Lottolab has an ongoing programme of public experiments the purpose of which is to deepen both our scientific and philosophical understanding of human perception.
Members of the public can take part in any of these experiments from 1–4pm Mondays to Thursdays, as well as during the Lates events on the last Wednesday of the month. While some experiments are open to adults only, others are also open to children.
The experiments being run at the moment are:
How do you use maps?
You're lost in a new place. You find a bus stop, and look at the map on it. Does it help you find your way? PhD student Jae Lee, in collaboration with Beau Lotto and schoolchildren from our i,scientist programme, have come up with some brand new tests to answer these questions and more.
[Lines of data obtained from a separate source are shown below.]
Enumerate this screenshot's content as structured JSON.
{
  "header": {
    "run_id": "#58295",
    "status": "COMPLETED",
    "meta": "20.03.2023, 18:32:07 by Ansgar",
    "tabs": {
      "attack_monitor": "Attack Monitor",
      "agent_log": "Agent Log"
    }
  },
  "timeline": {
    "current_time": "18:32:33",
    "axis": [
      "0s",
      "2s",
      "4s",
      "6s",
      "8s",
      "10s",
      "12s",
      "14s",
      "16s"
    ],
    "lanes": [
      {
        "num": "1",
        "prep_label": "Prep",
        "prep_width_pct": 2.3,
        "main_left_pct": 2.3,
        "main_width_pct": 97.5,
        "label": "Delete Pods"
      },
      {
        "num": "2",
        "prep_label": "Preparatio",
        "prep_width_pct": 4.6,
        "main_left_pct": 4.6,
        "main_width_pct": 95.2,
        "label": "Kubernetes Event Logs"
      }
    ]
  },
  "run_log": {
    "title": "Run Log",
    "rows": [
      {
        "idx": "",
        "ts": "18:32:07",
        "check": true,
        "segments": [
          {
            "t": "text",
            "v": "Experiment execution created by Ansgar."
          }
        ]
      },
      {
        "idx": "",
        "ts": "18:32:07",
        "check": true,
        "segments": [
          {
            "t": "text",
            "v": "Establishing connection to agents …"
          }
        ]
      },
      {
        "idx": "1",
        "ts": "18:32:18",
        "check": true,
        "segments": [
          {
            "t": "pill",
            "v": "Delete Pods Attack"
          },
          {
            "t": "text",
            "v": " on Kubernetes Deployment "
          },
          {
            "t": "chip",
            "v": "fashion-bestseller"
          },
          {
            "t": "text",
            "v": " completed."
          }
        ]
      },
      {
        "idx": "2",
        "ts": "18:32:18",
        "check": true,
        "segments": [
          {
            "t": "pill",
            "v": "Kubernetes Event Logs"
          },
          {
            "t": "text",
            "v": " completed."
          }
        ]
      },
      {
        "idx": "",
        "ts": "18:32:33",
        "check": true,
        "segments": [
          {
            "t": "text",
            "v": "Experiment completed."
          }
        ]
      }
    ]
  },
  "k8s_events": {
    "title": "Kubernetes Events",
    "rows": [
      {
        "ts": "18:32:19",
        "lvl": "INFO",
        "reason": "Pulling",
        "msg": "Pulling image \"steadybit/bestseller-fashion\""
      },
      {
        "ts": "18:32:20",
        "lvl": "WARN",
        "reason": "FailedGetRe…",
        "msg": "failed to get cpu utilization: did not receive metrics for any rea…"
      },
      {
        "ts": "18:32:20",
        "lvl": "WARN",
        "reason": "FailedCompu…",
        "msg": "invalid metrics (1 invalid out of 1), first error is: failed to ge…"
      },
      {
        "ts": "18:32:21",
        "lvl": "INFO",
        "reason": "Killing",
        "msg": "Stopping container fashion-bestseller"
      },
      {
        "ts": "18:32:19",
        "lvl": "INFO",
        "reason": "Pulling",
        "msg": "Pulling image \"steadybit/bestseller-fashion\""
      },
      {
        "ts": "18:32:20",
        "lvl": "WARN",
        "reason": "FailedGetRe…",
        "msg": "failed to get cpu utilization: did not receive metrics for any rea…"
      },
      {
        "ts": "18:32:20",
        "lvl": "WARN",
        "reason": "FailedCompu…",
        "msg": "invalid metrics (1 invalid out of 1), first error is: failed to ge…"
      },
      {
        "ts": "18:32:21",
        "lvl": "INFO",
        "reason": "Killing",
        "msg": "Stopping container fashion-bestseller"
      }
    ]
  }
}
Be prepared to be blindfolded and navigate a maze using sound. (December 2011, all ages)
Give me a hand
Our body and brain are completely inter-connected, so does the action of part of our body affect how we think? Could holding a ball make some thoughts ‘easier' than others? We're looking at these effects with children throughout December.
How sharp is cold?
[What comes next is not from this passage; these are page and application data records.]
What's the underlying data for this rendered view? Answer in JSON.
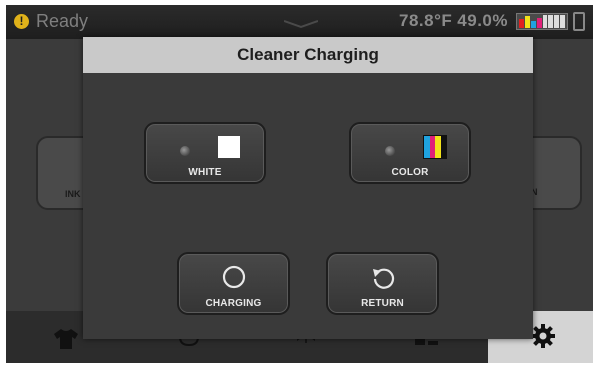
{
  "status": {
    "state": "Ready",
    "temperature": "78.8°F",
    "humidity": "49.0%",
    "warning_icon": "warning-icon"
  },
  "background": {
    "left_button_label": "INK",
    "right_button_label": "N"
  },
  "dialog": {
    "title": "Cleaner Charging",
    "buttons": {
      "white": "WHITE",
      "color": "COLOR",
      "charging": "CHARGING",
      "return": "RETURN"
    }
  },
  "colors": {
    "header_bg": "#c9c9c9",
    "screen_bg": "#3b3b3b",
    "warning": "#e0b21a",
    "cyan": "#1fa3e0",
    "magenta": "#e0207a",
    "yellow": "#f2e21a",
    "black": "#111111"
  },
  "ink_levels": [
    {
      "color": "#e02020",
      "level": 0.7
    },
    {
      "color": "#f2e21a",
      "level": 0.9
    },
    {
      "color": "#1fa3e0",
      "level": 0.5
    },
    {
      "color": "#e0207a",
      "level": 0.8
    },
    {
      "color": "#dddddd",
      "level": 1.0
    },
    {
      "color": "#dddddd",
      "level": 1.0
    },
    {
      "color": "#dddddd",
      "level": 1.0
    },
    {
      "color": "#dddddd",
      "level": 1.0
    }
  ],
  "icons": {
    "nav": [
      "shirt-icon",
      "heart-icon",
      "alignment-icon",
      "ink-drop-icon",
      "gear-icon"
    ],
    "charging": "circle-icon",
    "return": "return-arrow-icon"
  }
}
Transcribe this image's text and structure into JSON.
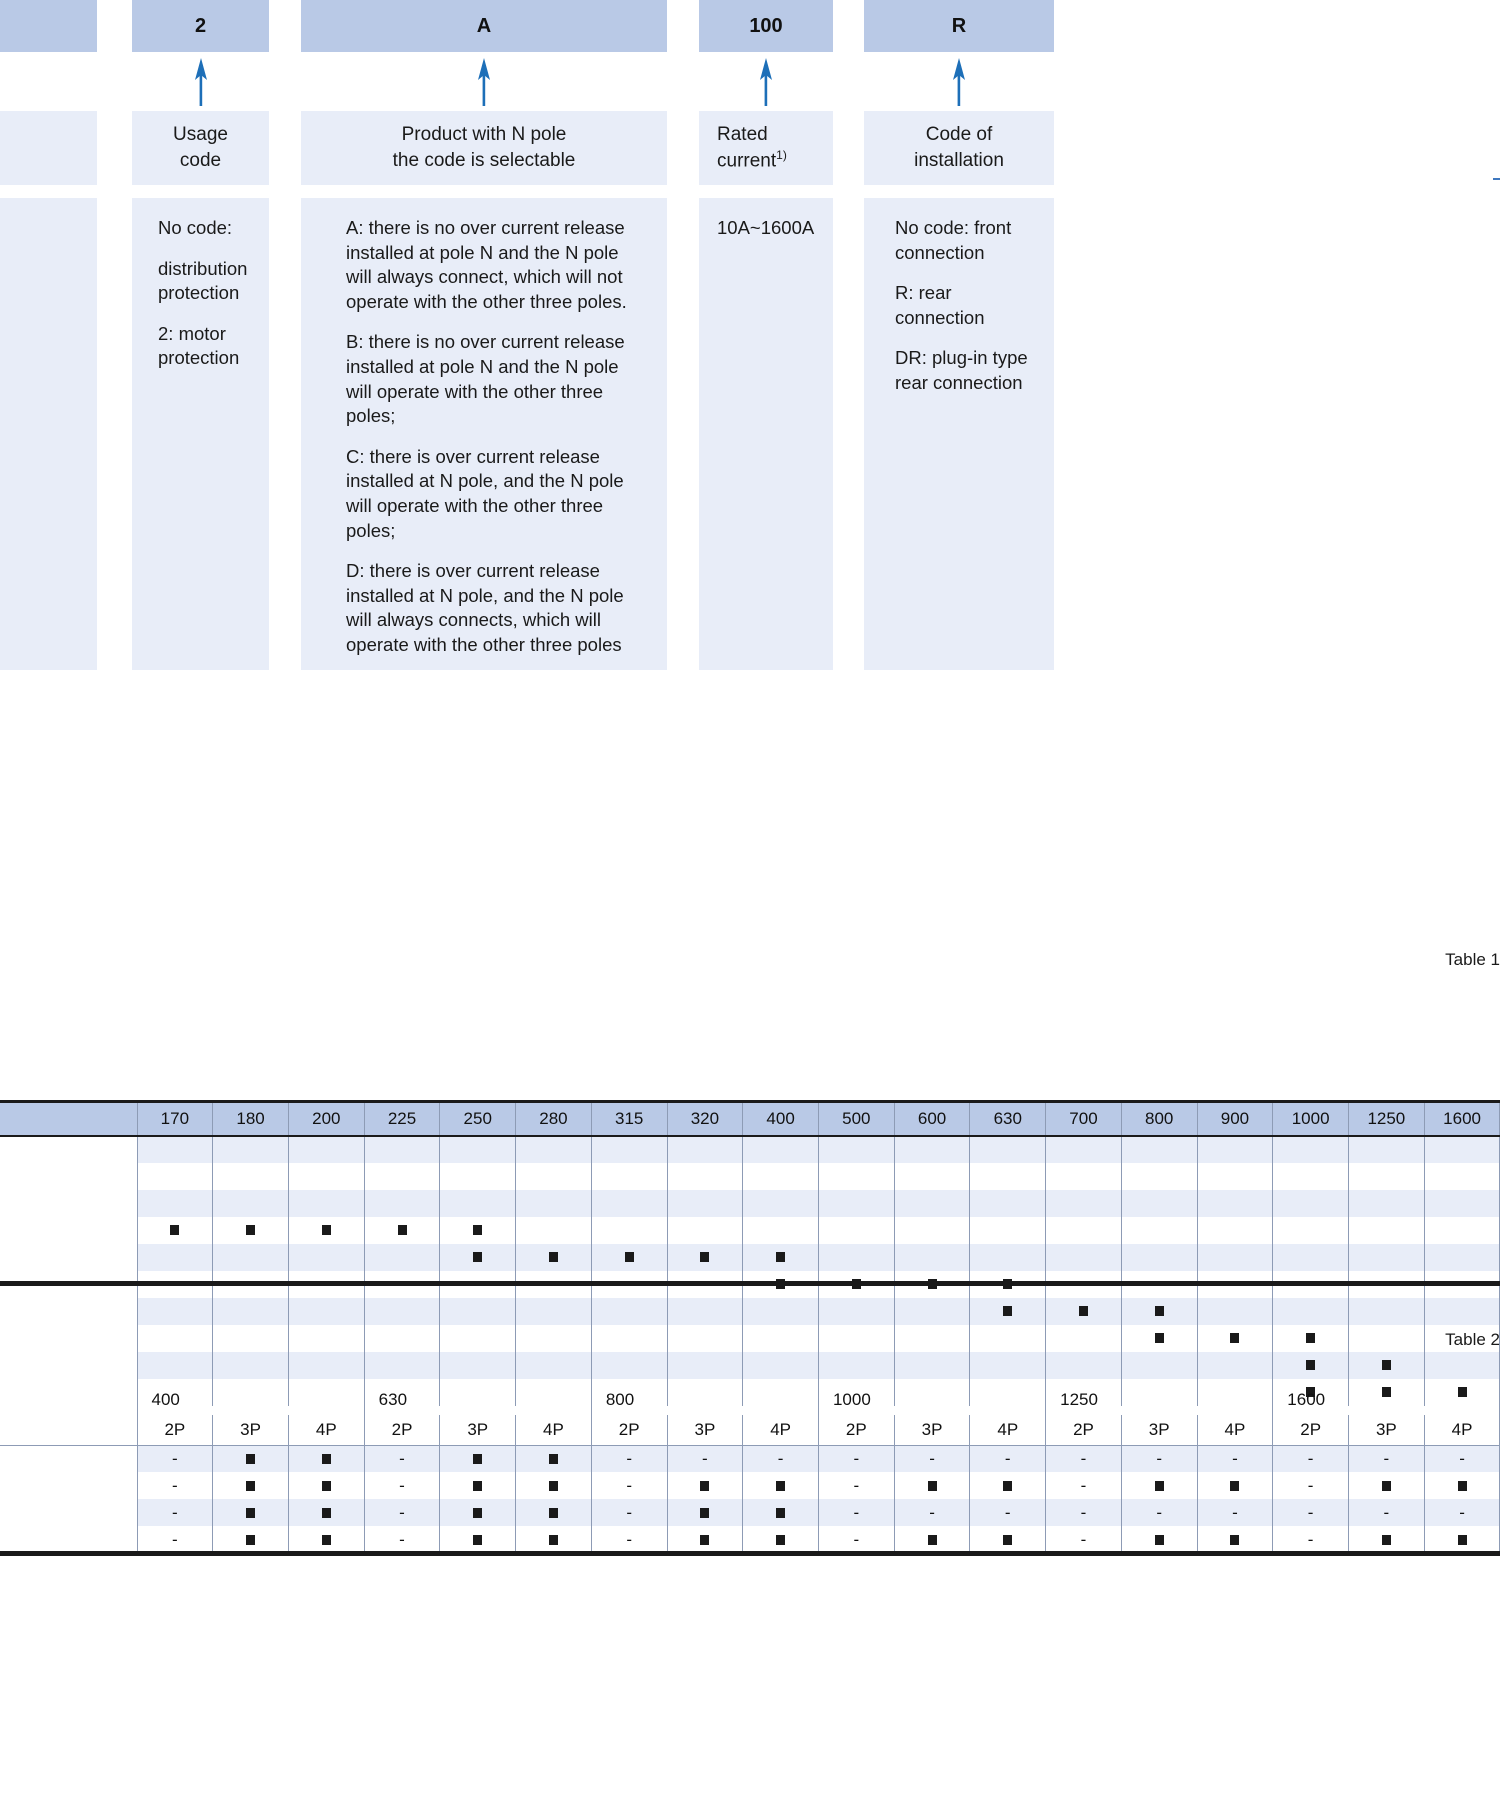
{
  "designation": {
    "columns": [
      {
        "code": "",
        "title": "",
        "details": []
      },
      {
        "code": "2",
        "title": "Usage\ncode",
        "title_lines": [
          "Usage",
          "code"
        ],
        "details": [
          "No code:",
          "distribution protection",
          "2: motor protection"
        ]
      },
      {
        "code": "A",
        "title_lines": [
          "Product with N pole",
          "the code is selectable"
        ],
        "details": [
          "A: there is no over current release installed at pole N and the N pole will always connect, which will not operate with the other three poles.",
          "B: there is no over current release installed at pole N and the N pole will operate with the other three poles;",
          "C: there is over current release installed at N pole, and the N pole will operate with the other three poles;",
          "D: there is over current release installed at N pole, and the N pole will always connects, which will operate with the other three poles"
        ]
      },
      {
        "code": "100",
        "title_lines": [
          "Rated",
          "current"
        ],
        "title_superscript": "1)",
        "details": [
          "10A~1600A"
        ]
      },
      {
        "code": "R",
        "title_lines": [
          "Code of",
          "installation"
        ],
        "details": [
          "No code: front connection",
          "R: rear connection",
          "DR: plug-in type rear connection"
        ]
      }
    ],
    "accent_color": "#1d6fb8",
    "code_box_color": "#b9c9e6",
    "detail_box_color": "#e8edf8"
  },
  "table1": {
    "caption": "Table 1",
    "columns": [
      "170",
      "180",
      "200",
      "225",
      "250",
      "280",
      "315",
      "320",
      "400",
      "500",
      "600",
      "630",
      "700",
      "800",
      "900",
      "1000",
      "1250",
      "1600"
    ],
    "rows": [
      {
        "marks": []
      },
      {
        "marks": []
      },
      {
        "marks": []
      },
      {
        "marks": [
          "170",
          "180",
          "200",
          "225",
          "250"
        ]
      },
      {
        "marks": [
          "250",
          "280",
          "315",
          "320",
          "400"
        ]
      },
      {
        "marks": [
          "400",
          "500",
          "600",
          "630"
        ]
      },
      {
        "marks": [
          "630",
          "700",
          "800"
        ]
      },
      {
        "marks": [
          "800",
          "900",
          "1000"
        ]
      },
      {
        "marks": [
          "1000",
          "1250"
        ]
      },
      {
        "marks": [
          "1000",
          "1250",
          "1600"
        ]
      }
    ]
  },
  "table2": {
    "caption": "Table 2",
    "groups": [
      "400",
      "630",
      "800",
      "1000",
      "1250",
      "1600"
    ],
    "poles": [
      "2P",
      "3P",
      "4P"
    ],
    "rows": [
      {
        "cells": [
          "-",
          "sq",
          "sq",
          "-",
          "sq",
          "sq",
          "-",
          "-",
          "-",
          "-",
          "-",
          "-",
          "-",
          "-",
          "-",
          "-",
          "-",
          "-"
        ]
      },
      {
        "cells": [
          "-",
          "sq",
          "sq",
          "-",
          "sq",
          "sq",
          "-",
          "sq",
          "sq",
          "-",
          "sq",
          "sq",
          "-",
          "sq",
          "sq",
          "-",
          "sq",
          "sq"
        ]
      },
      {
        "cells": [
          "-",
          "sq",
          "sq",
          "-",
          "sq",
          "sq",
          "-",
          "sq",
          "sq",
          "-",
          "-",
          "-",
          "-",
          "-",
          "-",
          "-",
          "-",
          "-"
        ]
      },
      {
        "cells": [
          "-",
          "sq",
          "sq",
          "-",
          "sq",
          "sq",
          "-",
          "sq",
          "sq",
          "-",
          "sq",
          "sq",
          "-",
          "sq",
          "sq",
          "-",
          "sq",
          "sq"
        ]
      }
    ]
  }
}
An ongoing theme at Lottolab is to look at associations between our senses. Do touch, sound and sight interact with each other, even in a controlled environment? Do words have shapes, and do silent objects have sounds? These may seem like silly questions, but they help us tounderstand perception at a fundamental level. (Ongoing, all ages)
What would you do?
This immersive-reality experiment looks at moral judgements. You may have taken tests designed to investigate your morality before, but probably not quite like this. Rather than reading a scenario and answering a question, you're in control of a situation, and you need to react in real time. There's no right or wrong answer, and we'll tell you more about the research question after the experiment. (Ongoing, adults only)
Does what you see change how you see?
This experiment started in a village in Namibia. Researchers noticed that people saw certain things differently to people that lived in cities. So, we decided to test this idea with adults and children alike. Lottolab is hosting the London version of the test, which is being run simultaneously in two other locations. (Ongoing, all ages)
Playing with Plasticine
How does sight affect our sense of touch, our creativity and our happiness? We ask participants to make something out of a piece of plasticine. Some people do the experiment with their eyes open, while others are blindfolded and given relaxing music to listen to. Does the ability to see and hear what's around you affect what you make? Drop by to take part in PhD student Alessandra Milella's unique and fun test. (Ongoing, all ages)